What you are asked to do =
Below are some records; copy each line in them that contains "SONOFF".

Website and app data records

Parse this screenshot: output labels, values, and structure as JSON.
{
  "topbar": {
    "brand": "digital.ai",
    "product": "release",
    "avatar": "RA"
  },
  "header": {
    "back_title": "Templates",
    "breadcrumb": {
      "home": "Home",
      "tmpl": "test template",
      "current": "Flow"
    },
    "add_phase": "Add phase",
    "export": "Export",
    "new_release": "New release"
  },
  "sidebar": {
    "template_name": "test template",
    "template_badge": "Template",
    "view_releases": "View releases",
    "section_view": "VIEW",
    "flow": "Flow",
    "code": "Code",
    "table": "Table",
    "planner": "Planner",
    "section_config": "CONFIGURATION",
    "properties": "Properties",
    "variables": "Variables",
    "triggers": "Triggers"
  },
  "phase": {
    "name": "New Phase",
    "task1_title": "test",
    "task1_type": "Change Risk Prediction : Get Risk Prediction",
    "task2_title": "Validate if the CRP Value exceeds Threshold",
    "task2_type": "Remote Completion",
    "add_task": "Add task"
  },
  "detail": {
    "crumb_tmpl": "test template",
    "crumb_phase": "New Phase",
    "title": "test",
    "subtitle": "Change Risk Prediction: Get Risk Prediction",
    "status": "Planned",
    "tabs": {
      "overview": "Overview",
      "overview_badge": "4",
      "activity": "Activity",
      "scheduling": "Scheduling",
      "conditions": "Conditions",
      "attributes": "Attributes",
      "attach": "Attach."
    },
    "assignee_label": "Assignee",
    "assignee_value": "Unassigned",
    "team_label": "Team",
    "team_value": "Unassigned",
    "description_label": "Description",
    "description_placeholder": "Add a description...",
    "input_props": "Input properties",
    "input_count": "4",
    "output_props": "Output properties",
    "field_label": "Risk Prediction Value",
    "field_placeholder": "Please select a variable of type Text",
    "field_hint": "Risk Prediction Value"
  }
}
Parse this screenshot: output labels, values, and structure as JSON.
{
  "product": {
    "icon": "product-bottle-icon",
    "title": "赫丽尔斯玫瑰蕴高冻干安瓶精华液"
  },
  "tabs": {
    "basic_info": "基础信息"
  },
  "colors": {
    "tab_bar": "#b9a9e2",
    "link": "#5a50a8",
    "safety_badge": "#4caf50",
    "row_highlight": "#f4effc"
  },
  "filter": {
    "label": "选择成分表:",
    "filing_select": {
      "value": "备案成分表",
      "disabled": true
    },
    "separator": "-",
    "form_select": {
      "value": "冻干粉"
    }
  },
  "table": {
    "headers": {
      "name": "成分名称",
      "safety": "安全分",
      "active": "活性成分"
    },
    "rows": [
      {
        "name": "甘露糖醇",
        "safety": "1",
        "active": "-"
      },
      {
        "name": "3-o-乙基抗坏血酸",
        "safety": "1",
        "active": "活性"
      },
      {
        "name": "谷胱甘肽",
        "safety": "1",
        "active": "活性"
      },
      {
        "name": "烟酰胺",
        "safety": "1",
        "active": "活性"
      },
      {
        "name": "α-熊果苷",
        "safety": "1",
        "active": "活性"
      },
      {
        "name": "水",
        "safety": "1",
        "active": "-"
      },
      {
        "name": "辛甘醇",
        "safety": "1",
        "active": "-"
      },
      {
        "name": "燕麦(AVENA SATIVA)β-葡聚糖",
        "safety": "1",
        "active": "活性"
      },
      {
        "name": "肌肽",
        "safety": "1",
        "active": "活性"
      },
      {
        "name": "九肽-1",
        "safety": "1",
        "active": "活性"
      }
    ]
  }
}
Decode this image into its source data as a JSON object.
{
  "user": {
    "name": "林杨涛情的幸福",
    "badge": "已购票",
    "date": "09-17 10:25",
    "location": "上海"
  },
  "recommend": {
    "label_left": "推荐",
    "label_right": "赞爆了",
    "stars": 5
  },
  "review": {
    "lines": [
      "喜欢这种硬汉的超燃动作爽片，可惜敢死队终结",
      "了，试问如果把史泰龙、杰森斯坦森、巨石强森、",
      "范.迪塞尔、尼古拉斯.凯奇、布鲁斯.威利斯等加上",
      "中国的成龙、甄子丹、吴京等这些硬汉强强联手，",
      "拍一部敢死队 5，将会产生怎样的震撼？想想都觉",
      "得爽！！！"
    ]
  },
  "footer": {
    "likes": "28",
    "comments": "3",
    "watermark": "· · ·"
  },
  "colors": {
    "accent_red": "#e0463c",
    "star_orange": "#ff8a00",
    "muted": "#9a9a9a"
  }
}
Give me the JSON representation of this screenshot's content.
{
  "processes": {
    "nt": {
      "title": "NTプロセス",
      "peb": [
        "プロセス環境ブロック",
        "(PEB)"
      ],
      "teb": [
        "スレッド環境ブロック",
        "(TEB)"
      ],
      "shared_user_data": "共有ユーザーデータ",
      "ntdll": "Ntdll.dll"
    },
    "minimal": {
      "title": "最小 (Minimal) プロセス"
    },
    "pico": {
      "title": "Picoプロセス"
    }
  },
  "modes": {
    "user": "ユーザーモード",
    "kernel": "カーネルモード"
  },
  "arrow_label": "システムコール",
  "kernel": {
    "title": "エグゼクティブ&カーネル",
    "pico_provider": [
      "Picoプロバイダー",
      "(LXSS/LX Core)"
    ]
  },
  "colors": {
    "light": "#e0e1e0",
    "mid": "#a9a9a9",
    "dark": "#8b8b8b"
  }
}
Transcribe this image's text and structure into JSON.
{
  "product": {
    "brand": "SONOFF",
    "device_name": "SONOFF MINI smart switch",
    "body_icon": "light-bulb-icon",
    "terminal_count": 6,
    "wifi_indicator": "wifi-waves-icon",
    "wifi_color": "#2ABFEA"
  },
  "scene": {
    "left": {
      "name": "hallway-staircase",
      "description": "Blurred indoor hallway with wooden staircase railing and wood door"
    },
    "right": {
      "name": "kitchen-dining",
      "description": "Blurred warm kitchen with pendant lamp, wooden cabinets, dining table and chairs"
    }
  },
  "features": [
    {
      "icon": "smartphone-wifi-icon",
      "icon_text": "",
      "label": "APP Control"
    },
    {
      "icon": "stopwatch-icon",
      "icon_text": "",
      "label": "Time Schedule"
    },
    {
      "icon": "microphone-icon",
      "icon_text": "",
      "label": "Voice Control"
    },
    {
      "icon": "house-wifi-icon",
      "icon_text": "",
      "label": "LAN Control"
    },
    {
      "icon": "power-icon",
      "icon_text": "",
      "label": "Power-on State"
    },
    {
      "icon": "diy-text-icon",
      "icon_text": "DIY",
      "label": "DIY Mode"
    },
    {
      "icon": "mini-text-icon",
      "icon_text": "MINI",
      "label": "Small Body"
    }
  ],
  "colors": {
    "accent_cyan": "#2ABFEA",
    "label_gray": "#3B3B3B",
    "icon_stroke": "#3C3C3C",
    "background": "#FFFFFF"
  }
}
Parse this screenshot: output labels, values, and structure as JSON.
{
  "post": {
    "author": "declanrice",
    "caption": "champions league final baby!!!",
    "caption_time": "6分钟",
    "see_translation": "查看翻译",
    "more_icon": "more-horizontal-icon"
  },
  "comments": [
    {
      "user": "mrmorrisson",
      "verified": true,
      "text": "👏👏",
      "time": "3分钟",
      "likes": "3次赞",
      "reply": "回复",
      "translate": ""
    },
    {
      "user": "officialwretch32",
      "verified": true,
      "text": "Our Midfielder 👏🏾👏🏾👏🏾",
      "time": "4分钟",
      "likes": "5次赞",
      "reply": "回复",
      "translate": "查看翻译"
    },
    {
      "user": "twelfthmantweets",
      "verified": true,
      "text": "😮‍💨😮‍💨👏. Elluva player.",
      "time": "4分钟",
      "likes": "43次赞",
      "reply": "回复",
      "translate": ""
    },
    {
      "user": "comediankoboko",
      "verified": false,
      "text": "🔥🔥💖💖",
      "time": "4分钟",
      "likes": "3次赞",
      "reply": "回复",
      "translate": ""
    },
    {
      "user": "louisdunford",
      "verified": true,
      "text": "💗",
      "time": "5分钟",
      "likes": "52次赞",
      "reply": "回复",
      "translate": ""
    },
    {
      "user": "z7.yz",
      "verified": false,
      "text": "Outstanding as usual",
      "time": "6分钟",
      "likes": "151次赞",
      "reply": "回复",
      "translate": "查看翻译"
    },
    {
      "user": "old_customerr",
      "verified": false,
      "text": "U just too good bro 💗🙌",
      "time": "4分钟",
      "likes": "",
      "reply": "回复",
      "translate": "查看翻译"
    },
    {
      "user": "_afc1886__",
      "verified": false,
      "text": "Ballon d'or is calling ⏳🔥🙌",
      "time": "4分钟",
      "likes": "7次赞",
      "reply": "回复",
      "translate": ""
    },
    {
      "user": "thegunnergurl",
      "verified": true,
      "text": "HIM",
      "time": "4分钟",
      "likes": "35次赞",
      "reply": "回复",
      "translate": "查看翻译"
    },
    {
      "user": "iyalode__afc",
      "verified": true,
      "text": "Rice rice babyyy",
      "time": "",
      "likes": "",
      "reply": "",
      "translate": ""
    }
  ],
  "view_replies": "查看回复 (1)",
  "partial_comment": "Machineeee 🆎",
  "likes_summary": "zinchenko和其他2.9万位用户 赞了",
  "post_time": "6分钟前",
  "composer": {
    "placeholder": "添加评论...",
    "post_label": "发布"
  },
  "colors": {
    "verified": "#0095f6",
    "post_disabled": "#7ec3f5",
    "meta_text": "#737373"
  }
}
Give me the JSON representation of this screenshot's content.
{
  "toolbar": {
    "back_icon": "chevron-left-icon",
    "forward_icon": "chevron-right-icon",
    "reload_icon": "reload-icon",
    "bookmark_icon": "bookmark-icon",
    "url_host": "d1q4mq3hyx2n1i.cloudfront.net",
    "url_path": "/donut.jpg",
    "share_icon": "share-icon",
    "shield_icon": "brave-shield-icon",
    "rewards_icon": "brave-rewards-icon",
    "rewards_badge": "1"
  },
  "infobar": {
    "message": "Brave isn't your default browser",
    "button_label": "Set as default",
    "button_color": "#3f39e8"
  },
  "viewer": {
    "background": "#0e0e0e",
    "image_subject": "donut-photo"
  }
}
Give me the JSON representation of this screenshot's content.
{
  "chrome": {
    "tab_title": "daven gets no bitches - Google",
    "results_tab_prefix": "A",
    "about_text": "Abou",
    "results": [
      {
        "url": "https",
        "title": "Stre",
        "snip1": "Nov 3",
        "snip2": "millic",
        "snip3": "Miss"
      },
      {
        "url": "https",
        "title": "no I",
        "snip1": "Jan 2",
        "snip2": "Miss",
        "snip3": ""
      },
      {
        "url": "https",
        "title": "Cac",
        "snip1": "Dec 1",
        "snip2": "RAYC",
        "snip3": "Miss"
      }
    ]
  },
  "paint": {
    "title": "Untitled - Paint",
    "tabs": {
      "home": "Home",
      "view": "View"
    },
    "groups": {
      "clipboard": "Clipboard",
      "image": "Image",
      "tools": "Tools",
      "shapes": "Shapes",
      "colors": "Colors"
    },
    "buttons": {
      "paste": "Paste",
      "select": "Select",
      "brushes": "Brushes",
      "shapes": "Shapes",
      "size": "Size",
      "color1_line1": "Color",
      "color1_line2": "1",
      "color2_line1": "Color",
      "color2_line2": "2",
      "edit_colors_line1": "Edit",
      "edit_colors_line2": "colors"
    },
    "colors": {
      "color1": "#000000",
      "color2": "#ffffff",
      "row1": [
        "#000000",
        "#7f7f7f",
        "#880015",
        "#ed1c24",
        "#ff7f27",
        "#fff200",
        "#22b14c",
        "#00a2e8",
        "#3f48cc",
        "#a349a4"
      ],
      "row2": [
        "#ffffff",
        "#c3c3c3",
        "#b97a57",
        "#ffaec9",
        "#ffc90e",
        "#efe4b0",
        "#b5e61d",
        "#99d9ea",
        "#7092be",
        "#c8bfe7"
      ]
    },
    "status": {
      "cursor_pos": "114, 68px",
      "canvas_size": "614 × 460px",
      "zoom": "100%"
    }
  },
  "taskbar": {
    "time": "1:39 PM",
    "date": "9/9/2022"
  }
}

Reply =
    "brand": "SONOFF",
    "device_name": "SONOFF MINI smart switch",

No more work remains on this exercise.